Her background in Museum Studies has been applied in her capacity as Creative Director with staging, message crafting and delivery. The bestseller is the Reema Clutch, followed by the No. 6, an autonomous bag that also pairs with the line’s larger totes. One of the Princess’ personal favorites after the Reema Clutch is the Mr. T: “I can roll my abaya up and put it right in there. I’m the girl that travels with socks and scarves and I put it all in the Mr. T -it’s got two detachable pouches- everything we create has a dual functionality to it.” The Baraboux Noush is another top seller- besides being attractive and well-made, the bag is good for both shoulder and crossbody wear and has multiple pockets inside that help brand fans “compartmentalize their lives.”

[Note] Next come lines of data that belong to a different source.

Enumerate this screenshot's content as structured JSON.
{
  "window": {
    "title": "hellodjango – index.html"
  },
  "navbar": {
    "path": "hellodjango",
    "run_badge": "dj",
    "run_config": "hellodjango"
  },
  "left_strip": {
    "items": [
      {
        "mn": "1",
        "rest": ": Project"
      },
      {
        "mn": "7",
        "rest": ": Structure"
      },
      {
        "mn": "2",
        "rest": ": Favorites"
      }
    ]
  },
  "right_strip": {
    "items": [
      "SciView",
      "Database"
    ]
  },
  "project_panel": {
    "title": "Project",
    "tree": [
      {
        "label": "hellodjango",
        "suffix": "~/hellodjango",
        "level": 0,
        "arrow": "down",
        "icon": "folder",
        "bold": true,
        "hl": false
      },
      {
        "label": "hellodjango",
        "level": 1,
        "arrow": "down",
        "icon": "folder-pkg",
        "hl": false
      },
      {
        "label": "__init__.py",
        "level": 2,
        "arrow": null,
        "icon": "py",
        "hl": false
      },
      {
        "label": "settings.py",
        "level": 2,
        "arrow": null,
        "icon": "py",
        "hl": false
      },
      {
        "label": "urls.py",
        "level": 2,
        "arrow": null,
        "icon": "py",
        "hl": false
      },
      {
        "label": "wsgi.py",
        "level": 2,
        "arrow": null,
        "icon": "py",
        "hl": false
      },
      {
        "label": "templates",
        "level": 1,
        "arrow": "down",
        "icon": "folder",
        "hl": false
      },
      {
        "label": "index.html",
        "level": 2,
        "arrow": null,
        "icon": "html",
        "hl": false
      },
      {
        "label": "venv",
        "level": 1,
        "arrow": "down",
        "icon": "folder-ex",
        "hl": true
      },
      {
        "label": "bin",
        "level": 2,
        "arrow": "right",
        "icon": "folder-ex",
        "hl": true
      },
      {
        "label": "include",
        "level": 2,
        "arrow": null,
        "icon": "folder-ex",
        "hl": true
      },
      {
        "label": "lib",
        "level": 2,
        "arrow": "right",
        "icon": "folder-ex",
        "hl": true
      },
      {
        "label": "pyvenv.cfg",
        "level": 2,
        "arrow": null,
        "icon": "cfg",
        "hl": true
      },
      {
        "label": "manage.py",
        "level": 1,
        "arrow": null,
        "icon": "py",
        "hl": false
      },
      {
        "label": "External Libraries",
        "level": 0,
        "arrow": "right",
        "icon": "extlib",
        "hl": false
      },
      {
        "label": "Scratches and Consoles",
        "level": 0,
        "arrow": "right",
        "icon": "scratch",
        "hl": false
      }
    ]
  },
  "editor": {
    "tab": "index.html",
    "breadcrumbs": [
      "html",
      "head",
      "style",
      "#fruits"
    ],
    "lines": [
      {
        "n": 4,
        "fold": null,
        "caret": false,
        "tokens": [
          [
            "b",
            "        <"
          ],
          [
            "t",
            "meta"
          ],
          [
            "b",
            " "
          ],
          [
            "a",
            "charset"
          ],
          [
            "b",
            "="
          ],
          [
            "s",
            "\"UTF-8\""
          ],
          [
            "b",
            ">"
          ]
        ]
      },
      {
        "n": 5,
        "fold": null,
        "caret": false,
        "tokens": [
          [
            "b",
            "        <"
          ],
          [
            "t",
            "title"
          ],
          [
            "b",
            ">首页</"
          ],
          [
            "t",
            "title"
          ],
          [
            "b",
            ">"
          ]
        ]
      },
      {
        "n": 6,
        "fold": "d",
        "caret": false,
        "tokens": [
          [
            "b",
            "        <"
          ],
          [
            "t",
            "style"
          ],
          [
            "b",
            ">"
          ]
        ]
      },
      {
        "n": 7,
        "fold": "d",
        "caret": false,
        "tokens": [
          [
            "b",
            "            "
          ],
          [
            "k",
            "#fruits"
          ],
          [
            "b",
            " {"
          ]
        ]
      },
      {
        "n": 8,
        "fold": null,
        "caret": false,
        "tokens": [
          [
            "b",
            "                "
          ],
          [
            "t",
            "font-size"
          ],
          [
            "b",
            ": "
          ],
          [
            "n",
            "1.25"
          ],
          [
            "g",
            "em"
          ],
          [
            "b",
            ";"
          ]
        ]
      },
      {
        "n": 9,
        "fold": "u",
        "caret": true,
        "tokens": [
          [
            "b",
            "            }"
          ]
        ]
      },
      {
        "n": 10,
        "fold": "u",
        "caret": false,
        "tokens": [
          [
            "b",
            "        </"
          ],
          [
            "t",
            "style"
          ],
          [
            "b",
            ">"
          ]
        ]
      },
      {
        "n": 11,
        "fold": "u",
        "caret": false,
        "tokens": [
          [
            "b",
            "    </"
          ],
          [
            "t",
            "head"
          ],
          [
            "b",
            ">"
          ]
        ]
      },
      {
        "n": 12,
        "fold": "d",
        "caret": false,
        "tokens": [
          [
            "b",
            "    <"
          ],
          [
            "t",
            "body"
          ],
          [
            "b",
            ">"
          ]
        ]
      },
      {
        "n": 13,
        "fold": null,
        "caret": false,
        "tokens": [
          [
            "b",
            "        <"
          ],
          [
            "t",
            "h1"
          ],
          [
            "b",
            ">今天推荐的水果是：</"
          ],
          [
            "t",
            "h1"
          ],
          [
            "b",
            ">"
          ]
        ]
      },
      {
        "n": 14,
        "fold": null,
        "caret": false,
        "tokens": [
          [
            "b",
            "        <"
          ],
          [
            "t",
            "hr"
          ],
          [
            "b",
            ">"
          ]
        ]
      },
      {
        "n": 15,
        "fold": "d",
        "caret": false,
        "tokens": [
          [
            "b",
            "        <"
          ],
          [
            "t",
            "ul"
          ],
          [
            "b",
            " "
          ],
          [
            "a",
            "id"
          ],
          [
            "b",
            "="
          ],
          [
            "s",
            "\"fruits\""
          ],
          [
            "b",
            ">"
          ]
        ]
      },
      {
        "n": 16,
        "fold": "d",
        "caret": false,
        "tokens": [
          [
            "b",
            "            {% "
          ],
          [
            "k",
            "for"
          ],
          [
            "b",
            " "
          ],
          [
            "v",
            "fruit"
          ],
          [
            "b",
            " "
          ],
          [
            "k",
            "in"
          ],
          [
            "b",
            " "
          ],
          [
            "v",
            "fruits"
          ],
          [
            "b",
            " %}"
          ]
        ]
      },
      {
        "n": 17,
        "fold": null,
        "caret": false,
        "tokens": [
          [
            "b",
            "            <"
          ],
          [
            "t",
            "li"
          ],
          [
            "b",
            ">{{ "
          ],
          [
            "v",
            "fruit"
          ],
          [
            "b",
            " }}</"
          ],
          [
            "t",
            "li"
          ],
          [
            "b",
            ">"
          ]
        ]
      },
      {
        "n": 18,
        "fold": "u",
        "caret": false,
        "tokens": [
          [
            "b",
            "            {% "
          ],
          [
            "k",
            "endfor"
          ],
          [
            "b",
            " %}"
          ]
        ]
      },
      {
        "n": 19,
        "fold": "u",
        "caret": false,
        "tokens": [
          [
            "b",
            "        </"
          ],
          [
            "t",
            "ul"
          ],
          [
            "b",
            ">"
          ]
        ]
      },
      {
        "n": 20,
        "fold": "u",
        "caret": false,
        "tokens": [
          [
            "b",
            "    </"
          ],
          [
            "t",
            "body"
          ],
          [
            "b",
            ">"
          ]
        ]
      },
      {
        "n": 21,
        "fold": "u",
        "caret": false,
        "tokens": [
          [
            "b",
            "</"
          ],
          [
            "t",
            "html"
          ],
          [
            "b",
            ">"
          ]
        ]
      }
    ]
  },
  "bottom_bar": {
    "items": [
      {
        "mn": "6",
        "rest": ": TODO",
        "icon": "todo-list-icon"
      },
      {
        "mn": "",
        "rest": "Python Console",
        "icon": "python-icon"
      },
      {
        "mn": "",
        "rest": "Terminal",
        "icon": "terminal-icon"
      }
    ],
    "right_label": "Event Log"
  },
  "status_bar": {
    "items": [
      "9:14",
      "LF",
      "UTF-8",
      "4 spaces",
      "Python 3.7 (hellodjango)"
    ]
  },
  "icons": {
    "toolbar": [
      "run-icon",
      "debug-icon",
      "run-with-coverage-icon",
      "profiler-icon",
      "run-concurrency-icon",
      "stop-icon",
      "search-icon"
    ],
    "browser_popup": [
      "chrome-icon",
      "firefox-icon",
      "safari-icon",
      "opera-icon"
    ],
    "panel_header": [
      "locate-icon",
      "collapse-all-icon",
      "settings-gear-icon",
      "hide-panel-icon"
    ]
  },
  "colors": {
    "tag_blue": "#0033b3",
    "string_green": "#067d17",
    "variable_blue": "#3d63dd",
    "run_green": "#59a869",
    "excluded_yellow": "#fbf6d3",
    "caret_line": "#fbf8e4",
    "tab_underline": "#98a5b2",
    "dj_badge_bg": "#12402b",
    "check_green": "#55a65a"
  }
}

Does Italian production eat into the brand’s profit margin? Besides prioritizing “good quality and artisanal workmanship”, Al Saud has ‘a-stitch-in-time-saves-nine’ philosophyon this, basically pointingout that Italian production of Baraboux products makes a lot more fiscal sense than products developed cheaply in China. “We look at our market and who we want to sell to when choosing our leathers andour materials. We’re not only choosing the best ones for the market we’re looking to sell to but also the ones that are the most durable.”
Yes, production costs in Italy are higher, but a slew of other areas of the Baraboux business are saving time, money, and preventing logistical issues from occurring. Italy’s proximity to her Saudi Arabian home base makes it easier to travel there four to five times per year, Italian production demonstrates much lower error margins and shorter execution times due to their extreme level of experience with fine goods, and also, Italy being a synergistic hub for better goods means thatall the different production points are situated next to one another and therefore liaise much easier than they would with far-flung locales. “We can literally manage the full cycle in one trip, and it’s more time and cost effective than if I had suppliers in six different countries.”
In the news, HRH is mostly mentioned for her fashion-based endeavors, despite the fact that she is also a social entrepreneur, founding Alf Khair [Arabic for one thousand opportunities] and as a part of Alf Khair, Alf Dharb. Originally conceived as a retail academy, Alf Dharb as an educational institution is focused on a “readiness for work, core-competency” type of agenda with attendees primarily from two streams of society. The nature of her past and current work in the luxury sector has given the Princess a lot of press focus, and she does leverage that to shed light on her social entrepreneurial endeavors. “When I look back at my career, what really interests me is providing opportunities for other people. And particularly back home, the retailindustry provides a lot of job opportunities, so the more that I dive into that, the more retail ventures that I dive into, I end up being able to create more jobs and that interests me and fascinates me which is where the social enterprise Alf Khair came about. The vehicle seems to be fashion and retail, and I find that intriguing.”